- TASK OBJECTIVE -
Work through the records that follow and return each line containing the word "Ausgangspegel".

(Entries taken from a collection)
_ _ _ _ _ _ _

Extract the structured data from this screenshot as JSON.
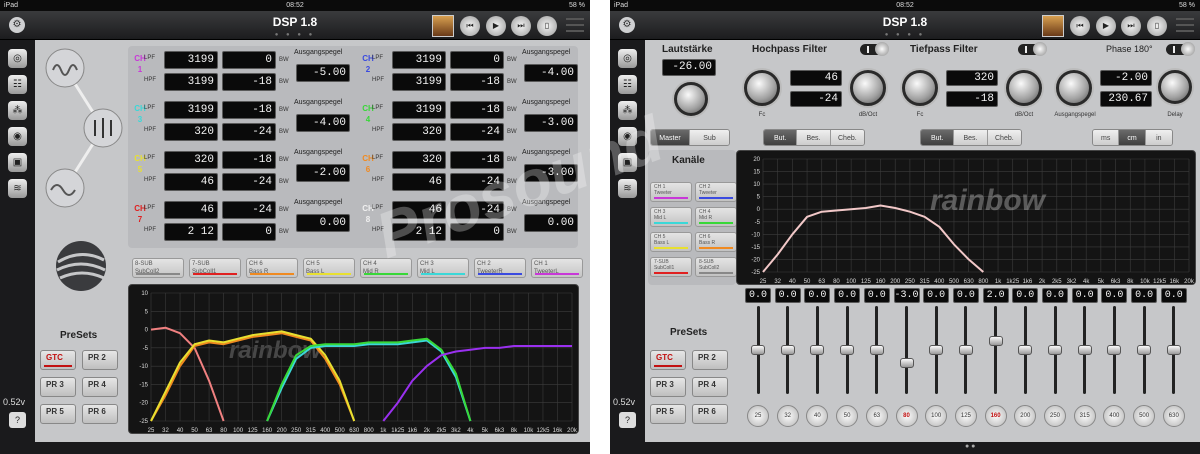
{
  "status": {
    "carrier": "iPad",
    "time": "08:52",
    "battery": "58 %"
  },
  "app_title": "DSP 1.8",
  "voltage": "0.52v",
  "help": "?",
  "gear_icon": "gear-icon",
  "transport_icons": [
    "rewind-icon",
    "play-icon",
    "forward-icon",
    "remote-icon"
  ],
  "left": {
    "labels": {
      "lpf": "LPF",
      "hpf": "HPF",
      "bw": "BW",
      "output": "Ausgangspegel",
      "ch": "CH"
    },
    "channels": [
      {
        "num": "1",
        "color": "#c838d8",
        "lpf_f": "3199",
        "lpf_s": "0",
        "hpf_f": "3199",
        "hpf_s": "-18",
        "out": "-5.00"
      },
      {
        "num": "2",
        "color": "#3a4ae0",
        "lpf_f": "3199",
        "lpf_s": "0",
        "hpf_f": "3199",
        "hpf_s": "-18",
        "out": "-4.00"
      },
      {
        "num": "3",
        "color": "#3ad8d8",
        "lpf_f": "3199",
        "lpf_s": "-18",
        "hpf_f": "320",
        "hpf_s": "-24",
        "out": "-4.00"
      },
      {
        "num": "4",
        "color": "#38d838",
        "lpf_f": "3199",
        "lpf_s": "-18",
        "hpf_f": "320",
        "hpf_s": "-24",
        "out": "-3.00"
      },
      {
        "num": "5",
        "color": "#e8e030",
        "lpf_f": "320",
        "lpf_s": "-18",
        "hpf_f": "46",
        "hpf_s": "-24",
        "out": "-2.00"
      },
      {
        "num": "6",
        "color": "#f08a20",
        "lpf_f": "320",
        "lpf_s": "-18",
        "hpf_f": "46",
        "hpf_s": "-24",
        "out": "-3.00"
      },
      {
        "num": "7",
        "color": "#e02020",
        "lpf_f": "46",
        "lpf_s": "-24",
        "hpf_f": "2 12",
        "hpf_s": "0",
        "out": "0.00"
      },
      {
        "num": "8",
        "color": "#f0f0f0",
        "lpf_f": "46",
        "lpf_s": "-24",
        "hpf_f": "2 12",
        "hpf_s": "0",
        "out": "0.00"
      }
    ],
    "channel_buttons": [
      {
        "top": "8-SUB",
        "bottom": "SubColl2",
        "color": "#888888"
      },
      {
        "top": "7-SUB",
        "bottom": "SubColl1",
        "color": "#e02020"
      },
      {
        "top": "CH 6",
        "bottom": "Bass R",
        "color": "#f08a20"
      },
      {
        "top": "CH 5",
        "bottom": "Bass L",
        "color": "#e8e030"
      },
      {
        "top": "CH 4",
        "bottom": "Mid R",
        "color": "#38d838"
      },
      {
        "top": "CH 3",
        "bottom": "Mid L",
        "color": "#3ad8d8"
      },
      {
        "top": "CH 2",
        "bottom": "TweeterR",
        "color": "#3a4ae0"
      },
      {
        "top": "CH 1",
        "bottom": "TweeterL",
        "color": "#c838d8"
      }
    ],
    "presets_title": "PreSets",
    "presets": [
      "GTC",
      "PR 2",
      "PR 3",
      "PR 4",
      "PR 5",
      "PR 6"
    ],
    "logo_text": "rainbow"
  },
  "chart_data": [
    {
      "type": "line",
      "title": "",
      "xlabel": "",
      "ylabel": "",
      "ylim": [
        -25,
        10
      ],
      "yticks": [
        "10",
        "5",
        "0",
        "-5",
        "-10",
        "-15",
        "-20",
        "-25"
      ],
      "x": [
        "25",
        "32",
        "40",
        "50",
        "63",
        "80",
        "100",
        "125",
        "160",
        "200",
        "250",
        "315",
        "400",
        "500",
        "630",
        "800",
        "1k",
        "1k25",
        "1k6",
        "2k",
        "2k5",
        "3k2",
        "4k",
        "5k",
        "6k3",
        "8k",
        "10k",
        "12k5",
        "16k",
        "20k"
      ],
      "series": [
        {
          "color": "#f08080",
          "values": [
            0,
            0.5,
            -1,
            -5,
            -14,
            -25,
            null,
            null,
            null,
            null,
            null,
            null,
            null,
            null,
            null,
            null,
            null,
            null,
            null,
            null,
            null,
            null,
            null,
            null,
            null,
            null,
            null,
            null,
            null,
            null
          ]
        },
        {
          "color": "#f08a20",
          "values": [
            -25,
            -18,
            -10,
            -4.5,
            -3.5,
            -4,
            -3,
            -2,
            -1.5,
            -1,
            -2,
            -3,
            -8,
            -15,
            -25,
            null,
            null,
            null,
            null,
            null,
            null,
            null,
            null,
            null,
            null,
            null,
            null,
            null,
            null,
            null
          ]
        },
        {
          "color": "#e8e030",
          "values": [
            -25,
            -17,
            -9,
            -4,
            -3,
            -3.5,
            -2.5,
            -1.5,
            -1,
            -0.5,
            -1.5,
            -2.5,
            -7,
            -14,
            -25,
            null,
            null,
            null,
            null,
            null,
            null,
            null,
            null,
            null,
            null,
            null,
            null,
            null,
            null,
            null
          ]
        },
        {
          "color": "#3ad8d8",
          "values": [
            null,
            null,
            null,
            null,
            null,
            null,
            null,
            null,
            -25,
            -16,
            -8,
            -5,
            -4.5,
            -4.5,
            -4.5,
            -4,
            -4,
            -4,
            -3.5,
            -3,
            -6,
            -13,
            -25,
            null,
            null,
            null,
            null,
            null,
            null,
            null
          ]
        },
        {
          "color": "#38d838",
          "values": [
            null,
            null,
            null,
            null,
            null,
            null,
            null,
            null,
            -25,
            -15,
            -7,
            -4.5,
            -4,
            -4,
            -4,
            -3.5,
            -3.5,
            -3.5,
            -3,
            -2.5,
            -5.5,
            -12,
            -25,
            null,
            null,
            null,
            null,
            null,
            null,
            null
          ]
        },
        {
          "color": "#9a30f0",
          "values": [
            null,
            null,
            null,
            null,
            null,
            null,
            null,
            null,
            null,
            null,
            null,
            null,
            null,
            null,
            null,
            null,
            -25,
            -20,
            -14,
            -10,
            -7,
            -6,
            -5.5,
            -5,
            -5,
            -4.5,
            -4.5,
            -4.5,
            -4.5,
            -4.5
          ]
        }
      ]
    },
    {
      "type": "line",
      "title": "",
      "xlabel": "",
      "ylabel": "",
      "ylim": [
        -25,
        20
      ],
      "yticks": [
        "20",
        "15",
        "10",
        "5",
        "0",
        "-5",
        "-10",
        "-15",
        "-20",
        "-25"
      ],
      "x": [
        "25",
        "32",
        "40",
        "50",
        "63",
        "80",
        "100",
        "125",
        "160",
        "200",
        "250",
        "315",
        "400",
        "500",
        "630",
        "800",
        "1k",
        "1k25",
        "1k6",
        "2k",
        "2k5",
        "3k2",
        "4k",
        "5k",
        "6k3",
        "8k",
        "10k",
        "12k5",
        "16k",
        "20k"
      ],
      "series": [
        {
          "color": "#f2c8c8",
          "values": [
            -25,
            -18,
            -10,
            -3,
            -1,
            -0.5,
            0,
            0.5,
            1.5,
            0.5,
            -1,
            -3,
            -7,
            -14,
            -20,
            -25,
            null,
            null,
            null,
            null,
            null,
            null,
            null,
            null,
            null,
            null,
            null,
            null,
            null,
            null
          ]
        }
      ]
    }
  ],
  "right": {
    "volume_label": "Lautstärke",
    "volume": "-26.00",
    "hp_label": "Hochpass Filter",
    "hp_fc": "46",
    "hp_db": "-24",
    "fc_label": "Fc",
    "dboct_label": "dB/Oct",
    "lp_label": "Tiefpass Filter",
    "lp_fc": "320",
    "lp_db": "-18",
    "out_label": "Ausgangspegel",
    "out_val": "-2.00",
    "delay_val": "230.67",
    "delay_label": "Delay",
    "phase_label": "Phase 180°",
    "master_tabs": [
      "Master",
      "Sub"
    ],
    "filter_types": [
      "But.",
      "Bes.",
      "Cheb."
    ],
    "units": [
      "ms",
      "cm",
      "in"
    ],
    "kanaele_label": "Kanäle",
    "channels": [
      {
        "top": "CH 1",
        "bottom": "Tweeter",
        "color": "#c838d8"
      },
      {
        "top": "CH 2",
        "bottom": "Tweeter",
        "color": "#3a4ae0"
      },
      {
        "top": "CH 3",
        "bottom": "Mid L",
        "color": "#3ad8d8"
      },
      {
        "top": "CH 4",
        "bottom": "Mid R",
        "color": "#38d838"
      },
      {
        "top": "CH 5",
        "bottom": "Bass L",
        "color": "#e8e030"
      },
      {
        "top": "CH 6",
        "bottom": "Bass R",
        "color": "#f08a20"
      },
      {
        "top": "7-SUB",
        "bottom": "SubColl1",
        "color": "#e02020"
      },
      {
        "top": "8-SUB",
        "bottom": "SubColl2",
        "color": "#888888"
      }
    ],
    "eq_values": [
      "0.0",
      "0.0",
      "0.0",
      "0.0",
      "0.0",
      "-3.0",
      "0.0",
      "0.0",
      "2.0",
      "0.0",
      "0.0",
      "0.0",
      "0.0",
      "0.0",
      "0.0"
    ],
    "eq_levels": [
      0,
      0,
      0,
      0,
      0,
      -3,
      0,
      0,
      2,
      0,
      0,
      0,
      0,
      0,
      0
    ],
    "eq_freqs": [
      "25",
      "32",
      "40",
      "50",
      "63",
      "80",
      "100",
      "125",
      "160",
      "200",
      "250",
      "315",
      "400",
      "500",
      "630"
    ],
    "eq_hot": [
      false,
      false,
      false,
      false,
      false,
      true,
      false,
      false,
      true,
      false,
      false,
      false,
      false,
      false,
      false
    ],
    "presets_title": "PreSets",
    "presets": [
      "GTC",
      "PR 2",
      "PR 3",
      "PR 4",
      "PR 5",
      "PR 6"
    ]
  },
  "watermark": {
    "main": "Prosound",
    "sub": "rainbow"
  }
}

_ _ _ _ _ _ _

- SOLUTION TO THE PROBLEM -
      "output": "Ausgangspegel",
    "out_label": "Ausgangspegel",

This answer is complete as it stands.